Calgary-based private equity Waterous Energy Fund LP has closed its debut fund and raised C$1.4 billion ($1 billion) in committed capital, exceeding an original target of C$1 billion.

The fund was launched last year by CEO Adam Waterous, a former investment banker at Bank of Nova Scotia.

The company’s strategy is to invest up to C$500 million in late-stage control deals involving mature North American oil and gas companies with liquids-weighted assets, but which have run into challenges.

“We believe the North American oil and gas sector presents an opportunity-rich environment for our value-based approach to oil and gas investing, taking advantage of ‘special situations’ to generate attractive risk-adjusted returns for our partners,” the CEO said.

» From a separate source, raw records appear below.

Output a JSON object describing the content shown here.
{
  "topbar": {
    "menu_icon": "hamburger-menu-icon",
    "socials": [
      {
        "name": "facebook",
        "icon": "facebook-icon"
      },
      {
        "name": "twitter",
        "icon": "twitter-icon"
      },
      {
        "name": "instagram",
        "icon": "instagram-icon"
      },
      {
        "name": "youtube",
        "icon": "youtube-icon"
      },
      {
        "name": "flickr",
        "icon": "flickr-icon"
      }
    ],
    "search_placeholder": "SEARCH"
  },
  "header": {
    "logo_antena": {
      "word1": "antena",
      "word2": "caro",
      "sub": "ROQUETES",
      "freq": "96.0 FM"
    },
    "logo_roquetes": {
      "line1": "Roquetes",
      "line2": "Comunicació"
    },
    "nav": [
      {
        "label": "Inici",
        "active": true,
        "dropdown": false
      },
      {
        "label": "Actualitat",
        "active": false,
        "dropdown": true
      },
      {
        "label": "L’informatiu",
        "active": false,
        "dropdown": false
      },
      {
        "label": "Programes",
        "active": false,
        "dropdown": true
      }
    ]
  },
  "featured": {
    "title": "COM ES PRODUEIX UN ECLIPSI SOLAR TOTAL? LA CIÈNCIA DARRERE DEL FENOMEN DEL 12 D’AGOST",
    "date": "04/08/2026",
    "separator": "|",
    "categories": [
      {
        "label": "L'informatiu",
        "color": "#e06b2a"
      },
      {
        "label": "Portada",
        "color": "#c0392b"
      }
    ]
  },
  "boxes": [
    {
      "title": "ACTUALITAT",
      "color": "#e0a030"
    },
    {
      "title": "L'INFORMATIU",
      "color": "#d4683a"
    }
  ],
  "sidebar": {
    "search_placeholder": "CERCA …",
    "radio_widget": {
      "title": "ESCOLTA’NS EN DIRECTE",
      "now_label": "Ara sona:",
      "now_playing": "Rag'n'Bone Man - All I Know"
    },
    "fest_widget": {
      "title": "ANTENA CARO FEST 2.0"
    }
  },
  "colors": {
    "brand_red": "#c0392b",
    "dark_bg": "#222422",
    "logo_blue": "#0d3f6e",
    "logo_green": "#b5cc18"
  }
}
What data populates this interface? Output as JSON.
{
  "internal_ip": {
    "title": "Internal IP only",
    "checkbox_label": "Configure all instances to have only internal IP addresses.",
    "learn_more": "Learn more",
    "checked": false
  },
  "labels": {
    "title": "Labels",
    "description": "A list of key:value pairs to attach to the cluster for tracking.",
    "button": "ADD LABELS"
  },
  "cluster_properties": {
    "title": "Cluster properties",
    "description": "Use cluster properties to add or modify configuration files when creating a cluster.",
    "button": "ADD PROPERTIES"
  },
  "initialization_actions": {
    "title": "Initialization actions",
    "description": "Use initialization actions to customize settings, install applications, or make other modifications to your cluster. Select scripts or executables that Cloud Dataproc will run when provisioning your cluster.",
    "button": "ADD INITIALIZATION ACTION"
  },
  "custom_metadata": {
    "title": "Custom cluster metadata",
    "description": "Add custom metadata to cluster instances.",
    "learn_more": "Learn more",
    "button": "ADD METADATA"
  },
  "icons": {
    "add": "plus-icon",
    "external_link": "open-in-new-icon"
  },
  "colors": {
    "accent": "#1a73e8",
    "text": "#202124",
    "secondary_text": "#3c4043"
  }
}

The fund is “making later-stage control equity investments in established North American oil and gas companies with liquids-weighted, top quality assets, but whose corporate entities have run into challenges. These special situations typically require recapitalizing, restructuring, and repositioning to unlock the assets’ underlying values.”

Investments being targeted typically require between C$300 million and C$500 million of equity capital, he said.

After it was formed last year, Waterous invested in Calgary-based producers Strath Resources Ltd. and Northern Blizzard Resources Inc. Northern Blizzard then changed its name to Cona Resources Ltd. The new fund already has invested more than 60% of its capital in Strath and Cona.

Strath develops oil and gas properties in the Kakwa area of Alberta’s Deep Basin, including the Montney formation. Last month Strath paid C$340 million, half in cash supplied by Waterous, and half in company shares, to acquire Paramount Resources Ltd.’s assets in the Resthaven/Jayar area of the Kakwa region. Production is estimated at 5,300 boe/d, 36% weighted to liquids.

The acquisition, directly offsetting Strath’s existing Kakwa property, includes 152 net sections of land, including 75 net with Montney rights, along with 62 MMcf/d of processing capacity at the Pembina 8-11 and Cenovus 1-36 Resthaven gas plants. At closing, expected this month, Paramount would own 15.6% of Strath. Strath also is appointing Paramount CEO Jim Riddell to its board.

Cona, a heavy oil producer in Saskatchewan, agreed in March to take the company private. Waterous, with shareholder approval, paid C$2.55/share, a 31% premium over Cona’s 20-day volume-weighted average price as of March 6. Through the offer, Waterous acquired a 67% ownership in Cona and is the sole shareholder.